→ **INPUT MATERIAL**

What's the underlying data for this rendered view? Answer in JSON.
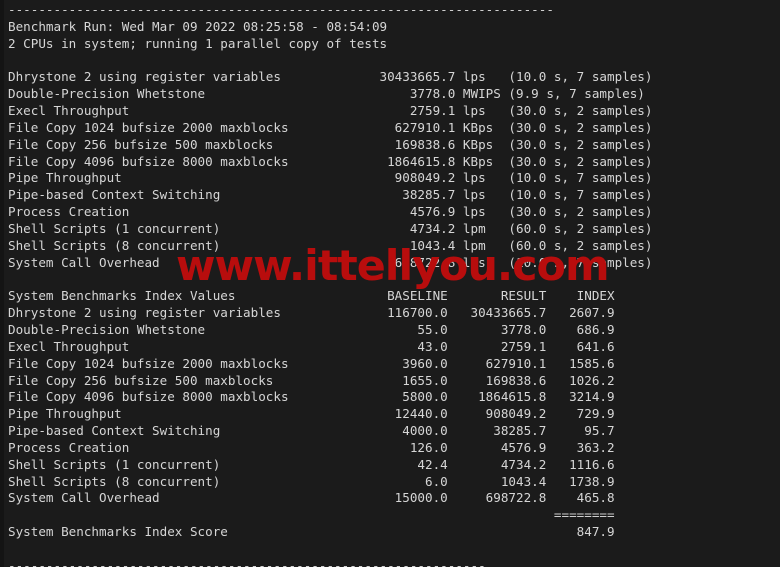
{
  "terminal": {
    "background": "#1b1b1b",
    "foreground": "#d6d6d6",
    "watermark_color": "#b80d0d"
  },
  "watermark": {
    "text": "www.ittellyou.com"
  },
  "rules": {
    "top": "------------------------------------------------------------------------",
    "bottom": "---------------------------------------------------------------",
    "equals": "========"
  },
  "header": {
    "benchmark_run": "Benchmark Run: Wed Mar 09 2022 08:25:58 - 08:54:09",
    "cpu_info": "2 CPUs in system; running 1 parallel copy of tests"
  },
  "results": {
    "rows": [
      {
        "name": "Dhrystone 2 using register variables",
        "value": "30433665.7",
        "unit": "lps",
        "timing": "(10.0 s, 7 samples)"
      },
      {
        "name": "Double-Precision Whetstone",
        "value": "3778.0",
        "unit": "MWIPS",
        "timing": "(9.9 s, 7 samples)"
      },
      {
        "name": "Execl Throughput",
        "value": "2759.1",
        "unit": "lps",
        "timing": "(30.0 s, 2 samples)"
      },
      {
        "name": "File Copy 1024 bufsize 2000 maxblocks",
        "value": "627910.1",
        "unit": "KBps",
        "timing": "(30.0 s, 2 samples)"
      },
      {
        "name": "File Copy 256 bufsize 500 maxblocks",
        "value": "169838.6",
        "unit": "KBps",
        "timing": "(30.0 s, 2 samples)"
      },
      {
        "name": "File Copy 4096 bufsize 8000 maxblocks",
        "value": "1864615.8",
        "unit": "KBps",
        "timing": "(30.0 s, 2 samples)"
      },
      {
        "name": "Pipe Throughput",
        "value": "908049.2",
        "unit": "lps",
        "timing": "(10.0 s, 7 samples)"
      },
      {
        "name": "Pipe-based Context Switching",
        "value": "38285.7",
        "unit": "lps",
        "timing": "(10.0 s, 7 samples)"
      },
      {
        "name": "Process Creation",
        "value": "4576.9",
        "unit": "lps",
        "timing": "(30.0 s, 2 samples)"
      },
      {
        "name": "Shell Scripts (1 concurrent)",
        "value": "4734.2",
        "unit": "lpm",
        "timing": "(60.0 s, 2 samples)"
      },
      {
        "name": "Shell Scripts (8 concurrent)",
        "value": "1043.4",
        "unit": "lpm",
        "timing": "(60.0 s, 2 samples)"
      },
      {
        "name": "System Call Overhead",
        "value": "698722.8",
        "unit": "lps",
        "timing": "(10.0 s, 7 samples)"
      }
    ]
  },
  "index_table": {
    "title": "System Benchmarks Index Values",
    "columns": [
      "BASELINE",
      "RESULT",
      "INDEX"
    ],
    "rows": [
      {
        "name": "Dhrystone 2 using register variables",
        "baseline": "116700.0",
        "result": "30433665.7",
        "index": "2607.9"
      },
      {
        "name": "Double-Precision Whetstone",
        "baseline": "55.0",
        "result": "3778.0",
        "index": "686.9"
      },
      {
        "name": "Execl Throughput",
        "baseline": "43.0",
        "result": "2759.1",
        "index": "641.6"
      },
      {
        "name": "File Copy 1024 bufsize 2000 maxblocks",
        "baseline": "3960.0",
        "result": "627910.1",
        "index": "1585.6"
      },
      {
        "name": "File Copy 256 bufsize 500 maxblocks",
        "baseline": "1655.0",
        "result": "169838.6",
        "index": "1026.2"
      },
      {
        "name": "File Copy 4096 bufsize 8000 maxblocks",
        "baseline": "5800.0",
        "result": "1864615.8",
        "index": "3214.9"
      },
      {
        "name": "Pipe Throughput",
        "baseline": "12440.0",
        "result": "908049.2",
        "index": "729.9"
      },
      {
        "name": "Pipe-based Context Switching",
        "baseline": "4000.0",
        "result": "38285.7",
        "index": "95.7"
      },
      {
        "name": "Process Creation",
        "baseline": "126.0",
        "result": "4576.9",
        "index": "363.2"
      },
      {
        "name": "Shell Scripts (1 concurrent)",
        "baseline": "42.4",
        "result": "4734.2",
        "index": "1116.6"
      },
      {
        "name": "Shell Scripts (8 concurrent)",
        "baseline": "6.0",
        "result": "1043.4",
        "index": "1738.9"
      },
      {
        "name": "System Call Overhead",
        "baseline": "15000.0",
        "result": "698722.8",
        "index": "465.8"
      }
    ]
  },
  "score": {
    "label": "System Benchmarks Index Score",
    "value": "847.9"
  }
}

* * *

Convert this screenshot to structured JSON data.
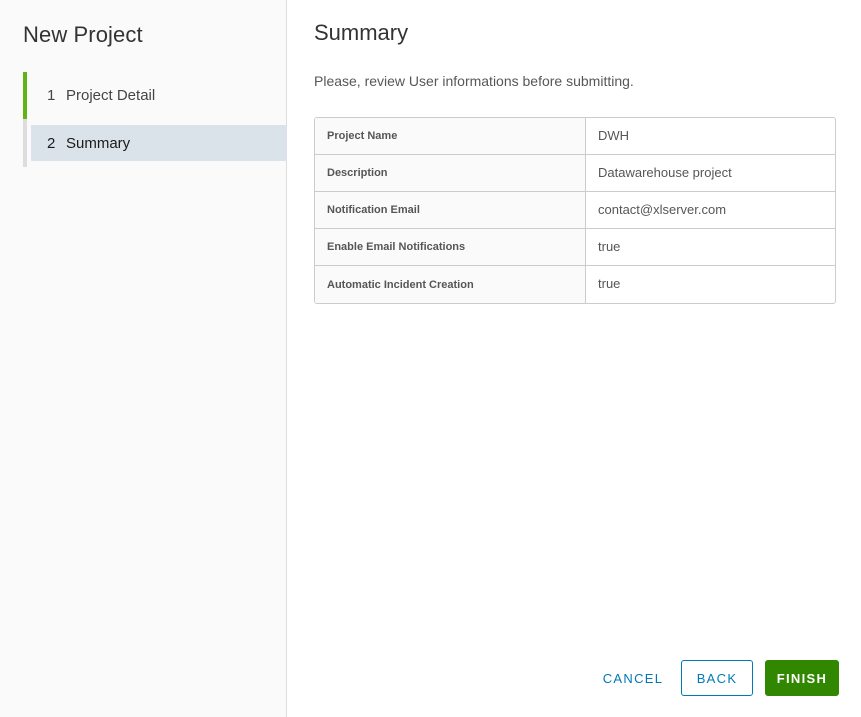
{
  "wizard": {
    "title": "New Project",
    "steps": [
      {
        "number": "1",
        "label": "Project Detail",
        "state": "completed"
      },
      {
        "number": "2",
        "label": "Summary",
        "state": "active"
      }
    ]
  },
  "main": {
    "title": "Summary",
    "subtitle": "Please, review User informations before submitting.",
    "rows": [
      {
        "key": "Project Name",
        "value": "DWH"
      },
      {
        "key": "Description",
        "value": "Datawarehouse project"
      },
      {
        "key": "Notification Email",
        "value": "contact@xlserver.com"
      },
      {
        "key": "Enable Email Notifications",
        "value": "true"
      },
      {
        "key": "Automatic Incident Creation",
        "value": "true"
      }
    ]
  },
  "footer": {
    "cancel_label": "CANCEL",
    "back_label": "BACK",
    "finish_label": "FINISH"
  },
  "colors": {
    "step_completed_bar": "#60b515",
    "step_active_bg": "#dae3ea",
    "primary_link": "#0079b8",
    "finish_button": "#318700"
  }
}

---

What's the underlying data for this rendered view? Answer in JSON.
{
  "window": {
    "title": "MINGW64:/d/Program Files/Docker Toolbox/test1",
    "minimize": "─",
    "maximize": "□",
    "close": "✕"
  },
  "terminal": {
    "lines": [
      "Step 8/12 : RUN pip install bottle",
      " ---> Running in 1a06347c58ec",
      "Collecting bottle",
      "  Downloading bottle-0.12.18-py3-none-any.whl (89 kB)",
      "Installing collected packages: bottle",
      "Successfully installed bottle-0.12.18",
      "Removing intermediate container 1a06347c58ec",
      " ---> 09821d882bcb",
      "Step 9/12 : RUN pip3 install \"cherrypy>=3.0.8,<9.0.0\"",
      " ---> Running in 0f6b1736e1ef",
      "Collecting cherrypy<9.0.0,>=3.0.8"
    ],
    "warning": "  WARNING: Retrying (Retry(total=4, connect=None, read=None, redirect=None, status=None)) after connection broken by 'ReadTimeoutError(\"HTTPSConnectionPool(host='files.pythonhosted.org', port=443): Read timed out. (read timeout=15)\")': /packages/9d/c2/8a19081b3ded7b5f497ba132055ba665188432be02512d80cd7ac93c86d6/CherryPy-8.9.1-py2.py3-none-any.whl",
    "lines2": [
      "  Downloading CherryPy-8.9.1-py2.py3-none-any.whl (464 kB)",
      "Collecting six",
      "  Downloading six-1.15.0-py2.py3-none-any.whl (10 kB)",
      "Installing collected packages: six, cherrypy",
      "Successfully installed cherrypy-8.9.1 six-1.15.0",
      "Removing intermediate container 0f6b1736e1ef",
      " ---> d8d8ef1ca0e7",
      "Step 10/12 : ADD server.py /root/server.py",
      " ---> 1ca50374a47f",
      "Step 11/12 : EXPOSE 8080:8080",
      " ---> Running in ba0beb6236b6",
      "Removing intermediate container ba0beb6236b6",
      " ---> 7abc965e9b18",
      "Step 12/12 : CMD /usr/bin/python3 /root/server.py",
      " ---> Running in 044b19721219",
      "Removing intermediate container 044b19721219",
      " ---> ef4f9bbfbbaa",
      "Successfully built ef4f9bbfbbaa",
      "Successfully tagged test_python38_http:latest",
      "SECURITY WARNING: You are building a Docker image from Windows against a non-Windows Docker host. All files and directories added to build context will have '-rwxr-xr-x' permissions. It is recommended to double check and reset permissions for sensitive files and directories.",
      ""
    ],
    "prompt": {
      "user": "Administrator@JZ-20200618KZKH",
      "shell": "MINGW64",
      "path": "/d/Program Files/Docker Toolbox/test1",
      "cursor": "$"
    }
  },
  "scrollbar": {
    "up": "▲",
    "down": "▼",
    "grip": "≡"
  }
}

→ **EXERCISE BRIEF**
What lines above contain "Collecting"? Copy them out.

→ **RESPONSE AREA**
      "Collecting bottle",
      "Collecting cherrypy<9.0.0,>=3.0.8"
      "Collecting six",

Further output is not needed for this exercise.